The Argentine Bond Mess Gets Messier. Payments to the holdouts ordered by a New York judge may trigger a cascade of new litigation.
By MARY ANASTASIA O'GRADY - July 13, 2014
Federal judge Thomas Griesa won accolades as a champion of the rule of law in 2012 when he decided that Argentina could not pay bondholders who had accepted a write-down after the country's 2001 default. He said those creditors could be paid only if investors who had not exchanged their bonds for new bonds and instead filed for full payment in his court were made whole.
At the center of the legal wrangling was the question of how to interpret "pari passu" clauses in bond contracts, which seek to ensure that all creditors are treated equally. The judge's ruling was upheld on appeal. But other advocates of the rule of law disagree with a wide reading of such clauses. For example, a 2005 study of the issue by the Financial Markets Law Committee of the Bank of England called it "incorrect" to use pari passu to prevent payments from insolvent debtors to some creditors if others are not paid.
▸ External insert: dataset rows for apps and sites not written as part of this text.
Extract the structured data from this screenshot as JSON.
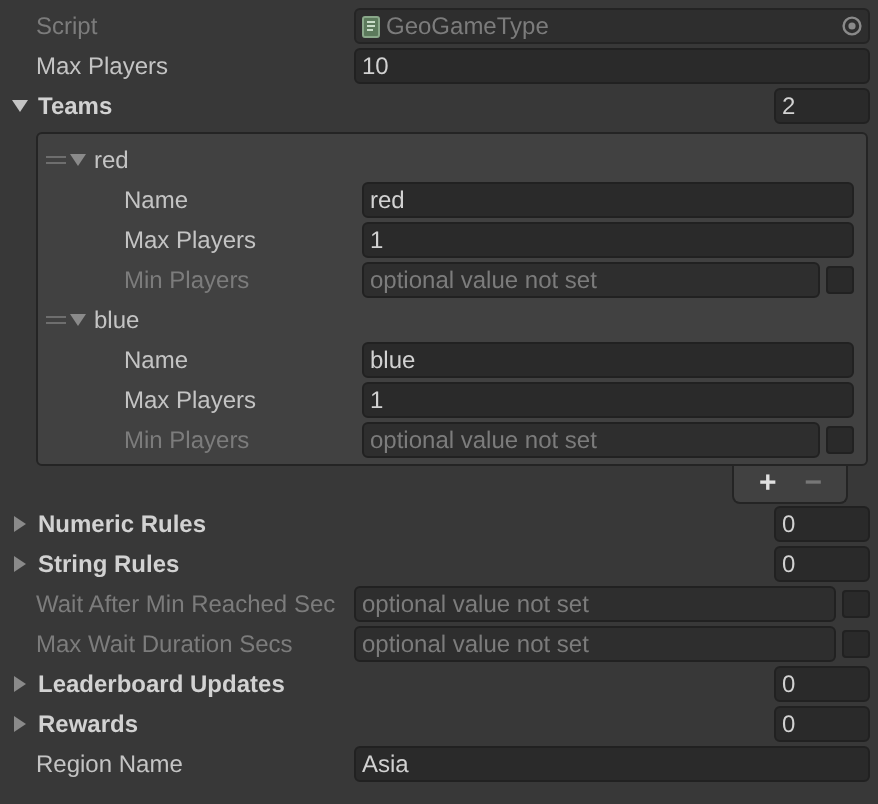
{
  "fields": [
    {
      "kind": "object",
      "label": "Script",
      "value": "GeoGameType",
      "disabled": true
    },
    {
      "kind": "text",
      "label": "Max Players",
      "value": "10"
    },
    {
      "kind": "list",
      "label": "Teams",
      "count": "2",
      "expanded": true,
      "elements": [
        {
          "label": "red",
          "expanded": true,
          "fields": [
            {
              "kind": "text",
              "label": "Name",
              "value": "red"
            },
            {
              "kind": "text",
              "label": "Max Players",
              "value": "1"
            },
            {
              "kind": "optional",
              "label": "Min Players",
              "placeholder": "optional value not set",
              "checked": false
            }
          ]
        },
        {
          "label": "blue",
          "expanded": true,
          "fields": [
            {
              "kind": "text",
              "label": "Name",
              "value": "blue"
            },
            {
              "kind": "text",
              "label": "Max Players",
              "value": "1"
            },
            {
              "kind": "optional",
              "label": "Min Players",
              "placeholder": "optional value not set",
              "checked": false
            }
          ]
        }
      ],
      "buttons": [
        {
          "label": "+",
          "disabled": false
        },
        {
          "label": "−",
          "disabled": true
        }
      ]
    },
    {
      "kind": "list",
      "label": "Numeric Rules",
      "count": "0",
      "expanded": false
    },
    {
      "kind": "list",
      "label": "String Rules",
      "count": "0",
      "expanded": false
    },
    {
      "kind": "optional",
      "label": "Wait After Min Reached Sec",
      "placeholder": "optional value not set",
      "checked": false
    },
    {
      "kind": "optional",
      "label": "Max Wait Duration Secs",
      "placeholder": "optional value not set",
      "checked": false
    },
    {
      "kind": "list",
      "label": "Leaderboard Updates",
      "count": "0",
      "expanded": false
    },
    {
      "kind": "list",
      "label": "Rewards",
      "count": "0",
      "expanded": false
    },
    {
      "kind": "text",
      "label": "Region Name",
      "value": "Asia"
    }
  ]
}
Although the Bank of New York BK +0.08% is trustee for all the bonds in question, it is also unclear why holders of Argentine Euro bonds governed by U.K. law and payable outside the U.S., who are owed more than half of the interest due at the end of June, ought to be denied payment by a New York judge. What is more, complying with the judge's 2012 order could trigger a clause in the bonds requiring that all bondholders be made whole.
Welcome to the Argentine debt debacle. King Solomon had an easier case before him. The only beneficiary of the fiasco may turn out to be the International Monetary Fund, which is using the mess to revive its calls for a multilateral bankruptcy court with the power to dictate sovereign-debt restructuring.
Since 2005, 93% of the Argentine bonds that went into default in 2001 have been exchanged for new bonds. Those who participated in the exchange accepted a 65% cramdown in order to restart their interest payments. But NML Capital and Aurelius, two New York "vulture" investors, hold bonds that were not exchanged. The irony here is that Argentina only has the ability to pay off these plaintiffs who went before Judge Griesa because it so effectively stiffed the vast majority of creditors.
Argentina knows that paying some holdouts implies future legal action that could eventually require that all holdouts be paid. That could bring the price of a settlement to $15 billion, which would be difficult but still possible. President Cristina Kirchner's strategy of restricting key agricultural exports in order to hold down domestic prices has damaged the country's stock of international reserves. A cash settlement with the holdouts would vaporize more than half of the reserves left at the central bank.
It gets worse. Making holdouts whole could trigger the "rights upon future offer" (aka "rufo") clause in the new bonds. It promises to make those who took the write-down a part of any voluntary improved settlement with holdouts that is made before the end of 2014. Argentina could not support the estimated $120 billion in new debt that would be needed to comply with the rufo clause. Any effort by Argentina to argue that the court-ordered settlement with the holdouts is not voluntary would likely be challenged and lead to lengthy litigation.
Alternatively the holdouts could try to strike a deal that would delay any settlement until after the rufo clause expires. But unless Argentina agreed to a partial payment or an escrow deposit, that would require trust, which is in short supply when dealing with Mrs. Kirchner.
Judge Griesa's ruling means that if Argentina doesn't settle with the holdouts, or find a way to make the exchange-bond payments that are due, it will go into default at month's end.
Argentina remains defiant. At the end of June it sent $538 million to the Bank of New York and instructed it to make the interest payments due on the exchange bonds. On Wednesday the government ran a two-page legal notice in The Wall Street Journal explaining that it has "duly deposited" with the Bank of New York, "the amounts of interest due on the New Debt Securities," and that failure to make the payment would be a failure on the part of the bank as trustee and not a default.
The Bank of New York is unable to make the payments without crossing the judge and unable to send the money back without instructions from Argentina. It has filed a motion for clarification. Since Judge Griesa has ruled that the trustee may make payments on bonds governed under Argentine law, holders of Euro bonds have filed a motion requesting similar treatment.
This chaos is good news for those who wanted an IMF sovereign-bankruptcy court in 2001. They're back and arguing that markets, even utilizing collective-action clauses, are no match for clever vultures—so instead the world needs to put politically charged multilaterals in control of sovereign defaults. That's not a good prognosis for the rule of law.
Write to O'Grady@wsj.com